- Less talent competition: As discussed, recruiting and retaining talent in the Bay Area is difficult. You face powerful competition from the heavyweights (Apple, Google, Facebook, Salesforce, etc), who can afford higher compensation packages. Consequently, employees not only have high expectations for their base salaries, but also bonuses, equity, and office and other benefits. In Denver, that competition is much less pronounced. It may build in future, but not for the near term.

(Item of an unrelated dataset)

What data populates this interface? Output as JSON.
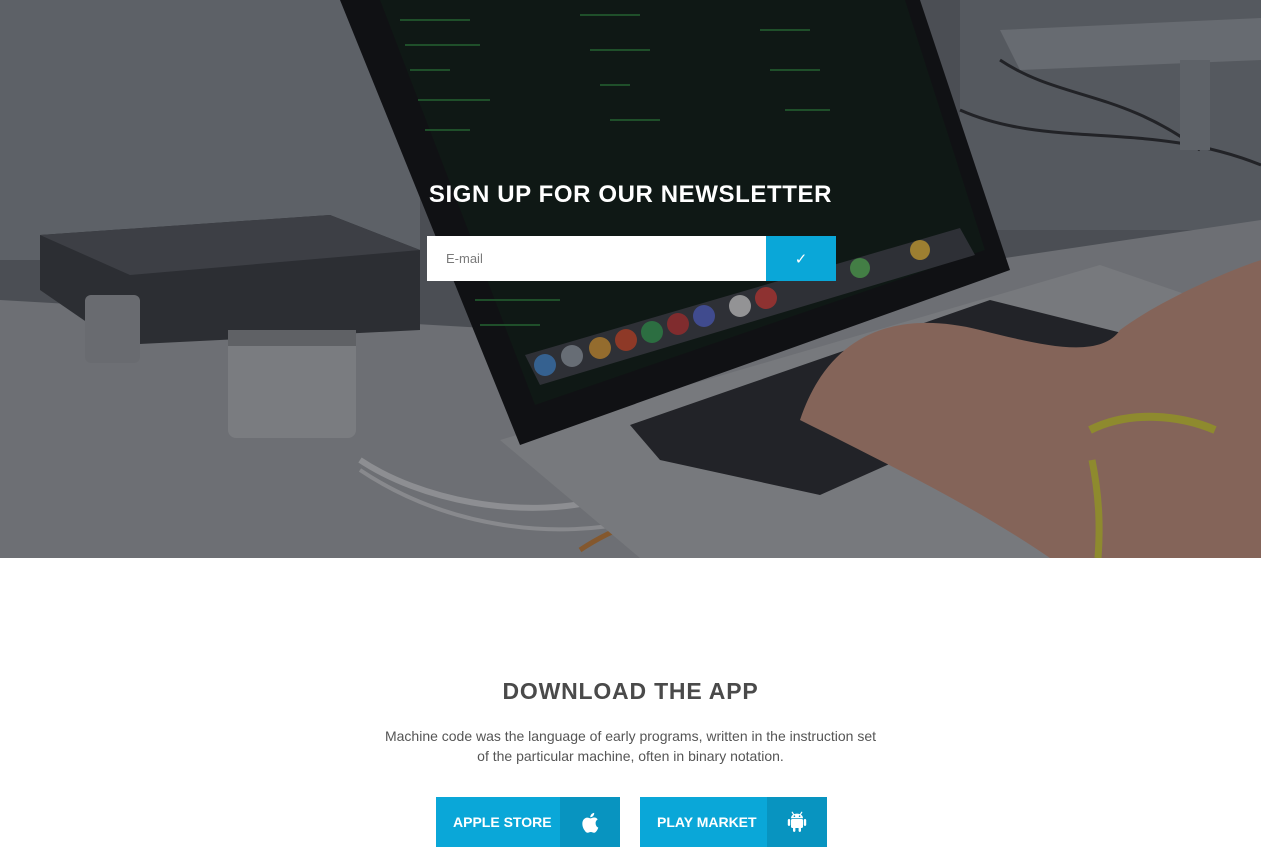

- A very supportive community and government: There is also a really strong community in Denver to support the startup community. Denver Startup Week, for example, is the largest free entrepreneurial event in the country, run by volunteers and the Downtown Denver Partnership. In 2018, 16,356 people registered to participate in the event which featured free food and drinks and a host of talks and panels with local business folks. The Denver government also sponsors The Commons on Champa — a public workspace for entrepreneurs with free wifi, work spaces, workshops and events. The government also offers a very broad array of grants and tax and other incentives for companies setting up. Most companies I know that have a level of scale and moved here have received tax benefits from the government. The point? Denver has a very startup-friendly community and government that provides a lot of support to get going.
So that’s basically it. In a nutshell, 5 core reasons why Denver is booming and should be on your radar if you thinking about where to establish the home for your business. San Francisco is an amazing city and has a lot to offer, but the factors above are really important and must be considered, especially when embarking on the tough startup journey.